IT was my recent interactions with Rob Williams, Ben Cook and Todd Berg, board members of MLBC, that truly got those turbines to turn, if you will. Rob (Motherlode’s founder) and I have worked together on the District 10 Bicycle Pedestrian Advisory Committee (BPAC) this past year and we’ve had many conversations around events like the Deathride, Mr. Frog’s Wilde Ride and the Ride & Walk 4 Art. Riding bikes, grandkids (his), cats (mine), Markleeville, e-Bikes, gravel riding, and other subjects have been bantied about, too.

AND so it was I found myself talking to Ben and Todd a couple weeks ago while I was in San Jose on a business trip. “Rob said you may be interested in joining our board”, said Ben. That took me a bit by surprise because I had told Rob I’d be willing to get involved. But hey, when you raise your hand and volunteer…

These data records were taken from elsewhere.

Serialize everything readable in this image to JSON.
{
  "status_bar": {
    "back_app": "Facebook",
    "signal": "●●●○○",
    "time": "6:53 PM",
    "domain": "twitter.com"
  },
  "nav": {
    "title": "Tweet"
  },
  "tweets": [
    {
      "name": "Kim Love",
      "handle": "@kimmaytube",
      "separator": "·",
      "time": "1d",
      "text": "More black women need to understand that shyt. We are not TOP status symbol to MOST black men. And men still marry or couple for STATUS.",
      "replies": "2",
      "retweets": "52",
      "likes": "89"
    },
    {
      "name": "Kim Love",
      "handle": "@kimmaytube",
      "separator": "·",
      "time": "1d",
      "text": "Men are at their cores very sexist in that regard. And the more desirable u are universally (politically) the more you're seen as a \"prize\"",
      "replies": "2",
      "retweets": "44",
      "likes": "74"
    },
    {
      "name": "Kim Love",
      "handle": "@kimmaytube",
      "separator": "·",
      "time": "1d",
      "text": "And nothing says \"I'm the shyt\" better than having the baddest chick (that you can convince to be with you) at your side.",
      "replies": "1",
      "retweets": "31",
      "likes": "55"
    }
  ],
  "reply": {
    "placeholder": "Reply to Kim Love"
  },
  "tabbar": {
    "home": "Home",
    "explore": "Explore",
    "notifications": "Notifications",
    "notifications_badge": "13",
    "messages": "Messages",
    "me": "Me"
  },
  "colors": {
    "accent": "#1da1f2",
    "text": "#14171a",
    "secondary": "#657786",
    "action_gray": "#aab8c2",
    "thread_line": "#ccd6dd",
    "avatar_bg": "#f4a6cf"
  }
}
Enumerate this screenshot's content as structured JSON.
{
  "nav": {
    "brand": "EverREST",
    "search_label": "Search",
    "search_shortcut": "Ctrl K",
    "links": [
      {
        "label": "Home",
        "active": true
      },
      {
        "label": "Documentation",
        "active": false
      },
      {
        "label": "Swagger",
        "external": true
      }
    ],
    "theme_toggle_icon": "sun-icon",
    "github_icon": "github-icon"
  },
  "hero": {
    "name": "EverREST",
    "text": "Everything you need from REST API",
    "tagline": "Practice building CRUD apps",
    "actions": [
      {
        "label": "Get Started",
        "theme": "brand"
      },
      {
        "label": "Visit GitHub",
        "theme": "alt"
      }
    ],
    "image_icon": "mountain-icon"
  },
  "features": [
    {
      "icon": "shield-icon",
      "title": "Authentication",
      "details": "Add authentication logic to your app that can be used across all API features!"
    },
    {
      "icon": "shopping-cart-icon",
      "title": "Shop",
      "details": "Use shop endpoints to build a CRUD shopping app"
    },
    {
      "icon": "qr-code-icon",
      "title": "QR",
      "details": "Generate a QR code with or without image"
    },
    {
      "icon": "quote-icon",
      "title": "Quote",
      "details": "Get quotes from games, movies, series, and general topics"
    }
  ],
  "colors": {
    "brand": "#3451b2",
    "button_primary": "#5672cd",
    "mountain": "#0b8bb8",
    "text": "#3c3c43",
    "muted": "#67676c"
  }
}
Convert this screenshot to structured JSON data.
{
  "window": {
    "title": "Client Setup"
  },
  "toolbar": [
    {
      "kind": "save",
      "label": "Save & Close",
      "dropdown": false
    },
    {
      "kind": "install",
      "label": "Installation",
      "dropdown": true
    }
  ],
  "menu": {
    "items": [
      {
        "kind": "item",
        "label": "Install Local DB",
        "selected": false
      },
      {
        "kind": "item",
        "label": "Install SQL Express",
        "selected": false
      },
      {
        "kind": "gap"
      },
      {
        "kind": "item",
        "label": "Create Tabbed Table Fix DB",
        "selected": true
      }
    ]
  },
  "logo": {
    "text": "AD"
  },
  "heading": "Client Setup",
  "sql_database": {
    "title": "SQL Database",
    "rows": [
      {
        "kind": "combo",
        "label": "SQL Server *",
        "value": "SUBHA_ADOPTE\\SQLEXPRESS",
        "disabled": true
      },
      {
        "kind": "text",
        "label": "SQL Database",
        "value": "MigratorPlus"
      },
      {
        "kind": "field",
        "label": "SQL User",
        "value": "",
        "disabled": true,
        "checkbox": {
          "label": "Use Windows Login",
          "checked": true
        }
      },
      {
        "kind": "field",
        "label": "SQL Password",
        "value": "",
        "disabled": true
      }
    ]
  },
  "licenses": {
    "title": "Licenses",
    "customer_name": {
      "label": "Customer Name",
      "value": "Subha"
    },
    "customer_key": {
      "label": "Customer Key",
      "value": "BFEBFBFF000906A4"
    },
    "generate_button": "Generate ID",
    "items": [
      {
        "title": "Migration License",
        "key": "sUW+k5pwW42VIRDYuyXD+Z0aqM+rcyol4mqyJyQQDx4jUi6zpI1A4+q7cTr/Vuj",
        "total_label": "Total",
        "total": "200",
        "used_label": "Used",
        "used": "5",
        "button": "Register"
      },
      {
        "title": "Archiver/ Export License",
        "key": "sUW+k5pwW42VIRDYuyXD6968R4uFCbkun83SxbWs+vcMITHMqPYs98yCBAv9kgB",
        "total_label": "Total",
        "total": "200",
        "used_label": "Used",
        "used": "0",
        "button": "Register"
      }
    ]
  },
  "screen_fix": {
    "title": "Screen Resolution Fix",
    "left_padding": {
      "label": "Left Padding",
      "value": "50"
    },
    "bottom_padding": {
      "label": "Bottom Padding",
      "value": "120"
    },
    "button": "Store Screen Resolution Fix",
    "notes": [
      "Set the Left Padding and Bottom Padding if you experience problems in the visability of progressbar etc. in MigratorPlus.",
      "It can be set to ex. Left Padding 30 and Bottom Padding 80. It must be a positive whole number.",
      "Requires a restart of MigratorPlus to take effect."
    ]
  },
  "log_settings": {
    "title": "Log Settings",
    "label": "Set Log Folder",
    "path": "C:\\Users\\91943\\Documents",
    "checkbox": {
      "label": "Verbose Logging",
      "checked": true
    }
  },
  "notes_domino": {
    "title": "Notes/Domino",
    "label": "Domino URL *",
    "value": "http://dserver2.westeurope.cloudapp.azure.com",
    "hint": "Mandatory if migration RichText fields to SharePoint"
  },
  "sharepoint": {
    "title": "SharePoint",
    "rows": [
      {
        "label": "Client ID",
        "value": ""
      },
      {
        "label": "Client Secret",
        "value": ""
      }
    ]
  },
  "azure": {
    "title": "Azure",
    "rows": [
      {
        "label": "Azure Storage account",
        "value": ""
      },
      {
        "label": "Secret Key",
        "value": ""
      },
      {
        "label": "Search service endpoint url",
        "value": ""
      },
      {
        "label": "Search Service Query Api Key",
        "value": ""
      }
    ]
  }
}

WE three (Ben, Todd and I) hit it off, though, and an invite to Motherlode’s Vision Session would be forthcoming. They held that “vision quest”, as I called it, just last Tuesday. I’d just come from another community meeting, after an arduous workday, and was a bit worn out. I joined virtually, as did a few others, but the majority of the group went to Carl’s house in Columbia. It didn’t take long for the energy in the room to consume me, and the rest of the group.

PART of the meeting outcome was the concept of combining forces, as it were, by bringing Alpine County and the central Sierra into what Motherlode had already begun. Joining the “foothill fold” made so much sense and I was stoked to be able to be a part of something that we all hoped would have some serious legs.

NOW it’s not quite that simple. IT never is. It’s going to take some work (including my assigned homework). It always does.

IN my mind, though, I just saw THE SIGN.

WE (California Alps Cycling) needed to focus our energy differently. We needed to be, not just act like, a coalition. We needed to continue to build on what we had started even though until then we didn’t realize what that was. We needed to be that advocacy-focused, community-oriented, education-friendly organization that our Prana was telling us to be.

SO, as we continue to navigate away from that original retail model to something more like (maybe exactly like) a non-profit model, we’ll be changing things around a bit. A new look for our website, edits to some of our pages; an updated mission. All of these I suspect, and more.

MAYBE even a – gasp! – board of directors.

WHAT started as a getting-to-know-each-other conversation between my wife and I, at the home of two skeptical individuals who both later became friends, Fritz and Nancy Thornburg, has years later come into laser-focus. Now it’s up to us to execute.

WE’LL look to you dear readers, and local riders, and upstanding friends, and friendly advisors, and especially you conscientious contributers, to remind us of that from time to time.

Ps.

We’ll try not to be patronizing or preachy, and if we already have, for that we apologize. We also promise to continue writing about the groovy things that happen around here (and the not so groovy), as well as things to do, see and hear while you’re here, because without you we’d run out of volunteers. 😉

Lastly, just because “cycling” is in our name, that doesn’t mean we’re only about bikes. We promise to advocate for all responsible outdoor recreationists, especially you friendly OHVers who often look at Chris and me in confusion, yet frequently ask if we need anything, when you see us riding our gravel bikes where you drive your toys. Drive on, drivers!